• Stabilization of hilly land.

• Maintenance and improvement of soil fertility: The deep taproots of trees can recyle nutrients lost be leaching. In addition, leguminous trees such as leucaena (Leucaena leucocephala and Sesbania can fix considerable nitrogen.

• Improvement of the micro-climate through the effects of partial shading and the mulching effect of the leaf litter, which reduces the drying and hardening of the soil.

Here are two examples of agroforestry systems:

• Alley-cropping: In this system, leguminous trees like leucaena and madre-de-caceo (Gliricidia) are planted in
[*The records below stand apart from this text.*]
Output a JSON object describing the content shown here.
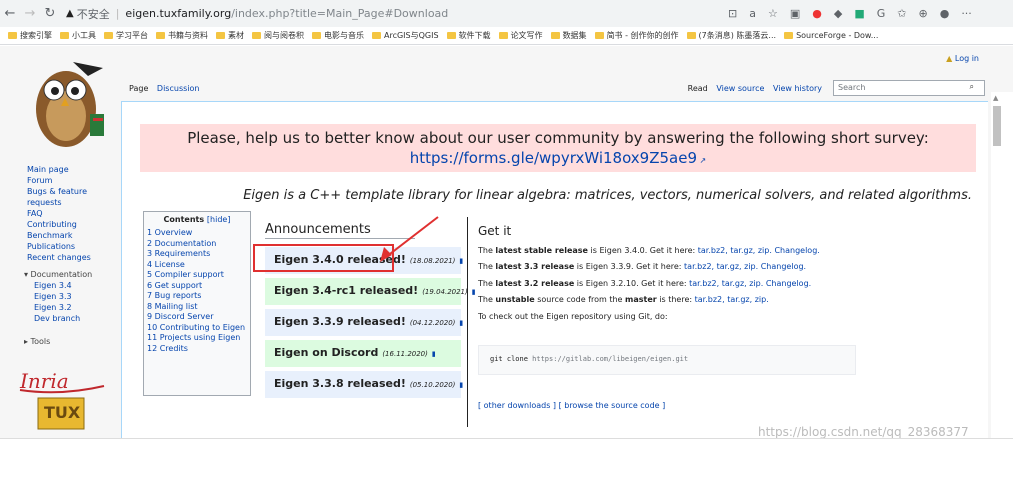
{
  "browser": {
    "insecure_label": "不安全",
    "url_host": "eigen.tuxfamily.org",
    "url_path": "/index.php?title=Main_Page#Download",
    "bookmarks": [
      "搜索引擎",
      "小工具",
      "学习平台",
      "书籍与资料",
      "素材",
      "阅与阅卷积",
      "电影与音乐",
      "ArcGIS与QGIS",
      "软件下载",
      "论文写作",
      "数据集",
      "简书 - 创作你的创作",
      "(7条消息) 陈墨落云...",
      "SourceForge - Dow..."
    ]
  },
  "header": {
    "login": "Log in",
    "tab_page": "Page",
    "tab_discussion": "Discussion",
    "tab_read": "Read",
    "tab_view_source": "View source",
    "tab_view_history": "View history",
    "search_placeholder": "Search"
  },
  "sidebar": {
    "nav": [
      "Main page",
      "Forum",
      "Bugs & feature",
      "requests",
      "FAQ",
      "Contributing",
      "Benchmark",
      "Publications",
      "Recent changes"
    ],
    "documentation_header": "Documentation",
    "docs": [
      "Eigen 3.4",
      "Eigen 3.3",
      "Eigen 3.2",
      "Dev branch"
    ],
    "tools_header": "Tools"
  },
  "survey": {
    "text": "Please, help us to better know about our user community by answering the following short survey:",
    "link": "https://forms.gle/wpyrxWi18ox9Z5ae9"
  },
  "tagline": "Eigen is a C++ template library for linear algebra: matrices, vectors, numerical solvers, and related algorithms.",
  "toc": {
    "title": "Contents",
    "hide": "[hide]",
    "items": [
      "1 Overview",
      "2 Documentation",
      "3 Requirements",
      "4 License",
      "5 Compiler support",
      "6 Get support",
      "7 Bug reports",
      "8 Mailing list",
      "9 Discord Server",
      "10 Contributing to Eigen",
      "11 Projects using Eigen",
      "12 Credits"
    ]
  },
  "announcements": {
    "heading": "Announcements",
    "items": [
      {
        "title": "Eigen 3.4.0 released!",
        "date": "(18.08.2021)"
      },
      {
        "title": "Eigen 3.4-rc1 released!",
        "date": "(19.04.2021)"
      },
      {
        "title": "Eigen 3.3.9 released!",
        "date": "(04.12.2020)"
      },
      {
        "title": "Eigen on Discord",
        "date": "(16.11.2020)"
      },
      {
        "title": "Eigen 3.3.8 released!",
        "date": "(05.10.2020)"
      }
    ]
  },
  "getit": {
    "heading": "Get it",
    "lines": [
      {
        "pre": "The ",
        "bold": "latest stable release",
        "mid": " is Eigen 3.4.0. Get it here: ",
        "links": "tar.bz2, tar.gz, zip. Changelog."
      },
      {
        "pre": "The ",
        "bold": "latest 3.3 release",
        "mid": " is Eigen 3.3.9. Get it here: ",
        "links": "tar.bz2, tar.gz, zip. Changelog."
      },
      {
        "pre": "The ",
        "bold": "latest 3.2 release",
        "mid": " is Eigen 3.2.10. Get it here: ",
        "links": "tar.bz2, tar.gz, zip. Changelog."
      },
      {
        "pre": "The ",
        "bold": "unstable",
        "mid": " source code from the ",
        "bold2": "master",
        "mid2": " is there: ",
        "links": "tar.bz2, tar.gz, zip."
      }
    ],
    "checkout": "To check out the Eigen repository using Git, do:",
    "code_cmd": "git clone ",
    "code_url": "https://gitlab.com/libeigen/eigen.git",
    "other_downloads": "[ other downloads ] [ browse the source code ]"
  },
  "watermark": "https://blog.csdn.net/qq_28368377",
  "colors": {
    "link": "#0645ad",
    "survey_bg": "#ffdddd",
    "highlight": "#e03030"
  }
}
rows 3-4 meters apart with food or forage (animal feed) crops grown in-between. The trees enrich the soil by fixing nitrogen from the air, and their leaves and pods provide a high-protein animal feed. The leaves, which are high in N, can be cut and carried to the non-legume crop for use as fertilizer or mulch; they can also be used for composting.
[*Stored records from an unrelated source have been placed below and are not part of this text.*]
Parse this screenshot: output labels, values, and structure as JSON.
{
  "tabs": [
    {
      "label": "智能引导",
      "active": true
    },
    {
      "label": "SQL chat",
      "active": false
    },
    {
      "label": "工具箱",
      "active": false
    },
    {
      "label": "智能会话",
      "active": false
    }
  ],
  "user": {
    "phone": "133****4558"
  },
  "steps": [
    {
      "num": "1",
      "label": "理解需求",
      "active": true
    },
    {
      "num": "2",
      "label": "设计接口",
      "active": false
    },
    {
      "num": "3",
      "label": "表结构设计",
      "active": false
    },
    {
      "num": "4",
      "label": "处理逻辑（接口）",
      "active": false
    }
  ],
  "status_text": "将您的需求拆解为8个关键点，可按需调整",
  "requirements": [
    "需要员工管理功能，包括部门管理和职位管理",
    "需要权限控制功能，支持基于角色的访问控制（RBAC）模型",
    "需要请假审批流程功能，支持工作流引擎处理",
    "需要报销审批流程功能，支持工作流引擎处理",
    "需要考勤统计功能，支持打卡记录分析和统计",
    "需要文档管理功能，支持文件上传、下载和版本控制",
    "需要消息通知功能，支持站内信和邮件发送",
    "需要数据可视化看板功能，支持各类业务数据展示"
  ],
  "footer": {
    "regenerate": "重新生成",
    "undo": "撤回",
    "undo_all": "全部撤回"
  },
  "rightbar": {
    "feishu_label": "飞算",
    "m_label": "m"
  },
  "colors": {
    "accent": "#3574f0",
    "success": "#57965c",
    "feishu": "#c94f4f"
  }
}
• Livestock/forage systems: Many leguminous trees like Leucaena, Gliricidia, Calliandra, and Sesbania have nutritious leaves palatable to livestock. (Leucaena leaves are toxic to non-ruminants.)

The Regenerative Agriculture Movement

Also known as "biological" or "sustainable" agriculture, the origins of this movement go back a century or more. It has received new impetus (mainly in the U.S. and Europe) during the past 10 years, due to ever-increasing ag chemical prices and growing concern over pesticide usage, accelerated erosion, and other problems like nitrate pollution. The latter is partly attributable to the overuse of N fertilizers. The main principles and practices of regenerative agriculture are:

• It aims to sustain and support the environment instead of exploiting it.

• The use of insecticides, herbicides, and other biocides is minimized or eliminated. Control of weeds, insects and diseases is accomplished through natural, biological, or mechanical controls such as crop rotations, cultivation, resistant varieties, predator insects, and biological insecticides.

• Chemical fertilizers are minimized or eliminated. Soil fertility is maintained or improved by:

•• Crop rotations involving legume cover crops and green manures to add nitrogen.

•• The use of animal manure and "natural" fertilizers such as rock phosphate.

•• Stimulating a beneficial level of soil mioroorganisms that improve the availability of nutrients like nitrogen and phosphorus.

• Soil erosion is controlled by the use of crop rotations and cover crops that provide erosion protection with their ground cover.

• Livestock is usually included in regenerative farming systems to utilize forage rotation crops and provide manure. Hormones and the prophylatic use of antibiotics is eliminated.

Although much more needs to be learned about regenerative ag before it can be widely and profitably adopted, some U.S. and European farmers have been making a successful transition toward this system, even on larger farms. Regenerative ag is not merely conventional farming without chemicals; nor is it simply a matter of reverting to the traditional practices of earlier years. Given the modern-day economic realities of farming and the advances in pertinent research areas such as soil microbiology and covercropping, new practices and techniques need to be developed and tested. Over the years, the USDA, U.S. ag universities, and agribusiness haven't shown much interest in regenerative ag. However, since the mid-1970's, there has been an increasing amount of long-awaited, valid organic farming research done by universities or by private organizations like the Rodale Research Institute in Emmaus, Pennsylvania.

As with most ag research, that concerning regenerative ag is very location-specific and has limited transferability from one area to another. This means that considerable adaptive research will be needed.

(For a summary of the current status of "organic" farming, see the American Soc. of Agronomy Special Pub. 46 listed in the bibliography in Appendix H.)